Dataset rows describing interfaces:
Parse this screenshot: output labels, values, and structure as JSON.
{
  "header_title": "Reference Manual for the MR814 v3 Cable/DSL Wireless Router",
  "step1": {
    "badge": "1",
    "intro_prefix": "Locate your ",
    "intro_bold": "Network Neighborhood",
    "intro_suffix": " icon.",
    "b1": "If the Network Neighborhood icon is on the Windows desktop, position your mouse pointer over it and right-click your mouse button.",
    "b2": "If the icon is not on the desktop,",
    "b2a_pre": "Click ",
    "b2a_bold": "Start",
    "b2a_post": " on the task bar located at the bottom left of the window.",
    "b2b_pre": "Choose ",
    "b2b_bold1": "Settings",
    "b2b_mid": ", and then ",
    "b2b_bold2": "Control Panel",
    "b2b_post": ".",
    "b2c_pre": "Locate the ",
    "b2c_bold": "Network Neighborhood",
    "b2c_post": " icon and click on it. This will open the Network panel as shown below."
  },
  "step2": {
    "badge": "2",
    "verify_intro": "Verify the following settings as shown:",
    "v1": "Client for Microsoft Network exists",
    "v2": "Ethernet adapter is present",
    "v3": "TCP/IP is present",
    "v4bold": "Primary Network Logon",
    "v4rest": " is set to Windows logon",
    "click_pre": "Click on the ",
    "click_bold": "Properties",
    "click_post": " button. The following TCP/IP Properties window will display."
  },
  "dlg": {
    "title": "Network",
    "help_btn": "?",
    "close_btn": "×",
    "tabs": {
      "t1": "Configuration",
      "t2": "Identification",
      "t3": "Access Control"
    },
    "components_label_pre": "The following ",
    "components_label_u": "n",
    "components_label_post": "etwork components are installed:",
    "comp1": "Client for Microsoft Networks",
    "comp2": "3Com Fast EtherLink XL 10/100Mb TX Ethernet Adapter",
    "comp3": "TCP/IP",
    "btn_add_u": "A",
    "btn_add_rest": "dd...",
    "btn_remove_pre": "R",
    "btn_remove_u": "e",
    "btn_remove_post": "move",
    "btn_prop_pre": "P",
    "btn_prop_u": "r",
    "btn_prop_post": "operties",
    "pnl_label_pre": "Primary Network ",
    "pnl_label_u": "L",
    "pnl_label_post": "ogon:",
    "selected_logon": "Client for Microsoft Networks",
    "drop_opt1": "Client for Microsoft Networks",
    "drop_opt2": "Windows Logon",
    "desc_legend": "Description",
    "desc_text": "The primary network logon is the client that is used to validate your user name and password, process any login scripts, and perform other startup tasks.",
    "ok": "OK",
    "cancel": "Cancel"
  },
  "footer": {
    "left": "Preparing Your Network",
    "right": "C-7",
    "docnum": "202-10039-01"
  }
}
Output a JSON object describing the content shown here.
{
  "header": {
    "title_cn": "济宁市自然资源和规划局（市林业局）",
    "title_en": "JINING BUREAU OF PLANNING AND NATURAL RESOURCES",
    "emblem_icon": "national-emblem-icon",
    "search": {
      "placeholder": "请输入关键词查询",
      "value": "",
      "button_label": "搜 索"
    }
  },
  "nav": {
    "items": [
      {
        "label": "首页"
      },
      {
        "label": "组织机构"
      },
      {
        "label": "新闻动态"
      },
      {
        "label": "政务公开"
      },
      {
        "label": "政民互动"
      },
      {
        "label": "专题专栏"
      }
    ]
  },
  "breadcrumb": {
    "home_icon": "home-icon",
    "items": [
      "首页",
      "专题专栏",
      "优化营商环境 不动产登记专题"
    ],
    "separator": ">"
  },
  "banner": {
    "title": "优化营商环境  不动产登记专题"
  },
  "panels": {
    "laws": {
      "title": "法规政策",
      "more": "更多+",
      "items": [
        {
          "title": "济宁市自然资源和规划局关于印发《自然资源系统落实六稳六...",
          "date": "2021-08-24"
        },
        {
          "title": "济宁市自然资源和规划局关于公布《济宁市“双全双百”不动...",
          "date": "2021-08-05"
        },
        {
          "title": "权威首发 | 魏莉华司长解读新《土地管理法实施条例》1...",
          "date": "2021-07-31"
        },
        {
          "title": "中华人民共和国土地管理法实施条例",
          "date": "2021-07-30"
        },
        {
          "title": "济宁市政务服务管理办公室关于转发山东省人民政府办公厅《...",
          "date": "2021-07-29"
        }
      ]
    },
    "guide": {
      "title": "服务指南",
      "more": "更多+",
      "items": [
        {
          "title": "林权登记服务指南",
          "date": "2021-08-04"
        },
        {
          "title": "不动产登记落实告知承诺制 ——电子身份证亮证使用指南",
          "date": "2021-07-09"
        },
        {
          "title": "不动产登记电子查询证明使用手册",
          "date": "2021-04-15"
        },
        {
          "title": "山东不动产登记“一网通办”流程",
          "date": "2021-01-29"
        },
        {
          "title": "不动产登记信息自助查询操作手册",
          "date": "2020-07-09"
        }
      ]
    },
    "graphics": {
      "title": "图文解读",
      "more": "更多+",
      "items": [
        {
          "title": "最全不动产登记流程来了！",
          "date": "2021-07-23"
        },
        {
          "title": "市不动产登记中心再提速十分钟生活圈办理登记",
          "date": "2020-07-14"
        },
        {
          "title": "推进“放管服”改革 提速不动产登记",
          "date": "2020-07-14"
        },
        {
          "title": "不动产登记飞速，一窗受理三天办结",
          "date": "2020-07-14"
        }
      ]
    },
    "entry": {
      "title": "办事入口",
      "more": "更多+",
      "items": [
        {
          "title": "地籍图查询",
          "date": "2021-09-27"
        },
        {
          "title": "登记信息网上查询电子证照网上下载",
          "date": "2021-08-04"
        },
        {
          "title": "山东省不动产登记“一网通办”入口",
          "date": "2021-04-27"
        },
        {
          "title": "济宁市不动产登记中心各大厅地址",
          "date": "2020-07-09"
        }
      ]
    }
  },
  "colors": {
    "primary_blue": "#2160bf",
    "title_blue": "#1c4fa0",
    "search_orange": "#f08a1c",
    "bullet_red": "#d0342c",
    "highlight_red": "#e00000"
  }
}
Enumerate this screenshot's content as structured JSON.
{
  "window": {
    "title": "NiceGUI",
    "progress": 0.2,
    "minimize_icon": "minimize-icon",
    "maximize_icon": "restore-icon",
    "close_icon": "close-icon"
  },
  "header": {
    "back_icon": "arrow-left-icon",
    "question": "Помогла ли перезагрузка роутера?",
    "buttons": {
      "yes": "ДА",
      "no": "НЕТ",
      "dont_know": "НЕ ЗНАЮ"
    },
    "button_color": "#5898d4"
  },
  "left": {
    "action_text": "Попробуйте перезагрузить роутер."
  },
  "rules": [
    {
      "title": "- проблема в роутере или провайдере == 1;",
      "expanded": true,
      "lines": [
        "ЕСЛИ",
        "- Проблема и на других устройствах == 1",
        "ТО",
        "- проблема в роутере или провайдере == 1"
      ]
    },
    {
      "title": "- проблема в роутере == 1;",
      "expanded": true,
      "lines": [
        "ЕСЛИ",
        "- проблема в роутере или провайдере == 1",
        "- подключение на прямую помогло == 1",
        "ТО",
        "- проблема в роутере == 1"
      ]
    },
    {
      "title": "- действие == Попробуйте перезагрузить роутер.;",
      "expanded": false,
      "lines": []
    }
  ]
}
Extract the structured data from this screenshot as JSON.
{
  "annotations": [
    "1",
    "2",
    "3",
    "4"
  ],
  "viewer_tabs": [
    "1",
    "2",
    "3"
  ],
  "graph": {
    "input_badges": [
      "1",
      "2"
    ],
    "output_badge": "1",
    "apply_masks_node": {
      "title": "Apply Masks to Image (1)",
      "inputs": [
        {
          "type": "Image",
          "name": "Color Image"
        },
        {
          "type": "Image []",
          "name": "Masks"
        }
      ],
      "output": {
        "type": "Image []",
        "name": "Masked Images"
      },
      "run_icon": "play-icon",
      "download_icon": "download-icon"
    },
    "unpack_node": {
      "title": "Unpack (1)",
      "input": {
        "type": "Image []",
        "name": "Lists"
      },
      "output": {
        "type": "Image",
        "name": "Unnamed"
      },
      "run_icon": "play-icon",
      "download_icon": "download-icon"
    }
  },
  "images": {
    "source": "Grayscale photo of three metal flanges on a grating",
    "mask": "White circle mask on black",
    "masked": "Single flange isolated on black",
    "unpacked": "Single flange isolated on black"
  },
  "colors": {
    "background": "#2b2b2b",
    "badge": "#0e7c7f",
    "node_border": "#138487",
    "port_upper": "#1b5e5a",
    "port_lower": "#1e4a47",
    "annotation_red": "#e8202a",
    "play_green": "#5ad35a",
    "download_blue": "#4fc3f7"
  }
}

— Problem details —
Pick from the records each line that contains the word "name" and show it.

— Result of this task —
    "desc_text": "The primary network logon is the client that is used to validate your user name and password, process any login scripts, and perform other startup tasks.",
          "name": "Color Image"
          "name": "Masks"
        "name": "Masked Images"
        "name": "Lists"
        "name": "Unnamed"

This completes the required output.